200302 Head Start PANU-0125 web.jpgAlaska’s gift is space to move, with hundreds of parks and miles of trails. Many of these are great places for families with young children to walk, climb or just play. The Anchorage Park Foundation has maps for many of the parks and trails in Anchorage. Families living outside of Anchorage can find parks, trail maps and updates throughout the state on the Alaska Division of Parks and Outdoor Recreation website and using apps like OuterSpatial

Meredith Gutierrez, Youth Engagement Coordinator for the Anchorage Park Foundation, says the Schools on Trails program encourages everyone to go outside, but especially those with small children. 

“Being outdoors for just a few minutes a day benefits children’s physical, mental, and emotional health,” Gutierrez said. “Give your kids the room to explore, move, and make noise. What games can they imagine? What animals do they think wander through your space?What is something big or small they notice?” 

When playing outdoors, be sure to provide young kids with the appropriate clothing for staying warm and dry. Kids should be dressed in layers and have their hands, feet, ears, and heads covered. They also should have periodic breaks to warm up inside. Physical activity doesn’t have to take place all at once. Kids benefit from physical activity broken up into short bursts. When it’s colder, kids can play outdoors for several shorter periods throughout the day. Be mindful of your preschoolers' limits and needs, such as extra clothing, water, and snacks, when heading out for hikes and longer activities.

Staying active when you can’t get outside 

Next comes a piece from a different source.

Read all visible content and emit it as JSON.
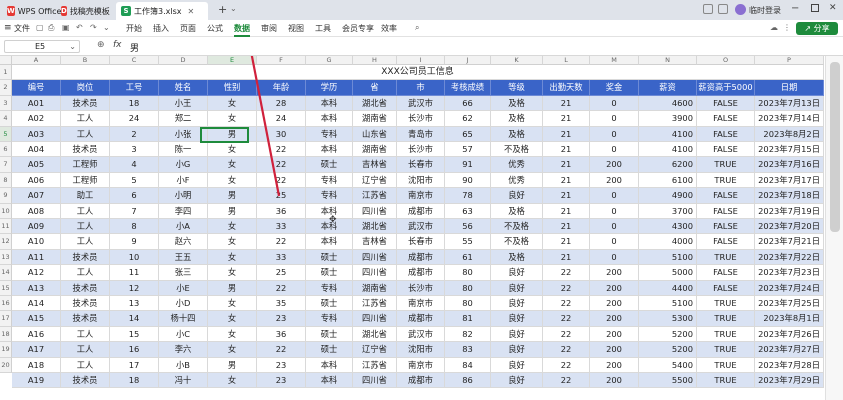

There are lots of indoor activities to help young kids move their bodies when it’s too cold or stormy to go outside. Check out these 25 ways to get moving at home from the American Heart Association.

Dr. Craft shared this idea: “Separate several pairs of socks. Scatter one of each pair at one end of an open space and scatter their mates at the other end of the space. Challenge children to each pick up one sock, run down to the other end, and look among all the socks to find the exact match to the one in their hand. Run back with the matched socks to the starting point and repeat until all the socks have been reunited with their exact match. Vary the movement – run, jump, hop, and tiptoe from one end to the other, finding the mates for each sock.”

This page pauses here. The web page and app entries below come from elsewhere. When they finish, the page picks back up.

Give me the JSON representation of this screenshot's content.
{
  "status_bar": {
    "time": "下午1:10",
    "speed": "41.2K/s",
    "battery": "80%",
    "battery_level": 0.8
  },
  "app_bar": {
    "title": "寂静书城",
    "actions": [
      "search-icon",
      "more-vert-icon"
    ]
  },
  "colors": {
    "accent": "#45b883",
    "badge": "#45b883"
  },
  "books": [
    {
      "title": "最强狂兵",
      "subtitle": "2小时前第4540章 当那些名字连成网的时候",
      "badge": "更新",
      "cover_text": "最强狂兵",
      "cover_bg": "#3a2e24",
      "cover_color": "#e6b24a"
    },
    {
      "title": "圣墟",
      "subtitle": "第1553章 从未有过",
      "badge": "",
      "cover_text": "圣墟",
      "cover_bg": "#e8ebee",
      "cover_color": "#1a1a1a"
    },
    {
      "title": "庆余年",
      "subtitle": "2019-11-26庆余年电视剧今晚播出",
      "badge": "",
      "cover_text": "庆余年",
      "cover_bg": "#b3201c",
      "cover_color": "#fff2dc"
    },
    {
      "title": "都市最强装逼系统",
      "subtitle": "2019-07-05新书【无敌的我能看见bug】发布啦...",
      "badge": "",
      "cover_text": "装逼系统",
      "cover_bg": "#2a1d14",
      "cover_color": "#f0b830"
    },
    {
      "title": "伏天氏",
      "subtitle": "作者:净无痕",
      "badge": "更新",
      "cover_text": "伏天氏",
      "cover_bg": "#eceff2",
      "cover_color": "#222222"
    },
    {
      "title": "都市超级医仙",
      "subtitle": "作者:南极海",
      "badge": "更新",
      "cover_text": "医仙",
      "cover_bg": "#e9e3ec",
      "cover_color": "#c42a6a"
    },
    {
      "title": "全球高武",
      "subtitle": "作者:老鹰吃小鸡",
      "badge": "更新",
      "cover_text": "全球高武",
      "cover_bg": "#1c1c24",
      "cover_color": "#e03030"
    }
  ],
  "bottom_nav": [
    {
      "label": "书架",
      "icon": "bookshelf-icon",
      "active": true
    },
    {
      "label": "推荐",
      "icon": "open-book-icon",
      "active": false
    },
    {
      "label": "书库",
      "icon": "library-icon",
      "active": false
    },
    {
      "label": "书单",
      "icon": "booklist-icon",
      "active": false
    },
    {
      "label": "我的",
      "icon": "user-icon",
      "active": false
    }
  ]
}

Other indoor activities include games that require movement, such as charades, Follow the Leader, Simon Says and Twister. Do impressions of your favorite animals or act out the scenes from a book. Dancing to music also helps kids, and adults, have fun while moving their bodies. There are many free and low-cost videos and apps that are specifically made to get young kids moving. Go Noodle​ videos have catchy, clever songs and movements for kids of all ages.

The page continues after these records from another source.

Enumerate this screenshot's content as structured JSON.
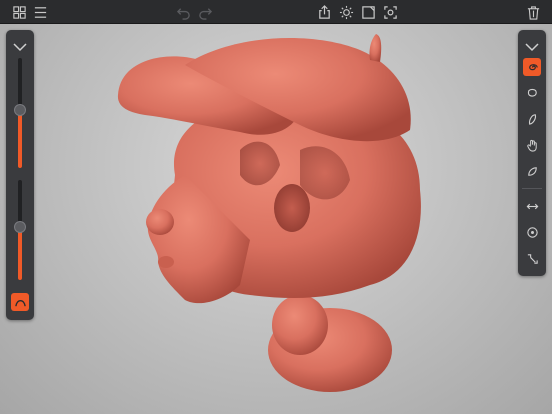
{
  "app": {
    "accent_color": "#f05a28",
    "panel_color": "#3a3b3e",
    "toolbar_color": "#2b2c2e",
    "model_color": "#d9705f"
  },
  "topbar": {
    "left_icons": [
      "grid-icon",
      "menu-icon"
    ],
    "center_left_icons": [
      "undo-icon",
      "redo-icon"
    ],
    "center_icons": [
      "share-icon",
      "lighting-icon",
      "frame-icon",
      "focus-icon"
    ],
    "right_icons": [
      "trash-icon"
    ],
    "undo_enabled": false,
    "redo_enabled": false
  },
  "left_panel": {
    "collapse_icon": "chevron-down-icon",
    "radius_slider_value": 0.53,
    "strength_slider_value": 0.53,
    "bottom_button_icon": "curve-icon",
    "bottom_button_active": true
  },
  "right_panel": {
    "collapse_icon": "chevron-down-icon",
    "tools": [
      {
        "name": "brush-tool",
        "icon": "swirl-icon",
        "active": true
      },
      {
        "name": "smooth-tool",
        "icon": "lasso-icon",
        "active": false
      },
      {
        "name": "crease-tool",
        "icon": "crease-icon",
        "active": false
      },
      {
        "name": "grab-tool",
        "icon": "hand-icon",
        "active": false
      },
      {
        "name": "flatten-tool",
        "icon": "flatten-icon",
        "active": false
      }
    ],
    "transform_tools": [
      {
        "name": "mirror-tool",
        "icon": "double-arrow-icon"
      },
      {
        "name": "pivot-tool",
        "icon": "target-icon"
      },
      {
        "name": "transform-tool",
        "icon": "move-corner-icon"
      }
    ]
  }
}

Families also can find ways to use spaces and household items in different ways to encourage movement. The Applegates set up obstacle courses in their garage. This is a great way to teach kids how to go over, under, and around objects. The younger kids like to ride their tricycles or pedal cars in the garage, too.

Play safely near others this winter 

Better treatments and COVID-19 vaccines are becoming available in Alaska, but it’s still important to play safely during the pandemic. When playing near kids outside your family’s social bubble, outside interactions are best. Stay six feet away from others and wear masks, even outside. Clean and disinfect frequently touched surfaces and wash or sanitize hands frequently. Parents should carefully consider using playgrounds​. Social distancing is difficult at playgrounds, making spread of the virus possible. There are so many outdoor places to visit across the state, though, giving families with little children a lot of options to get out and play.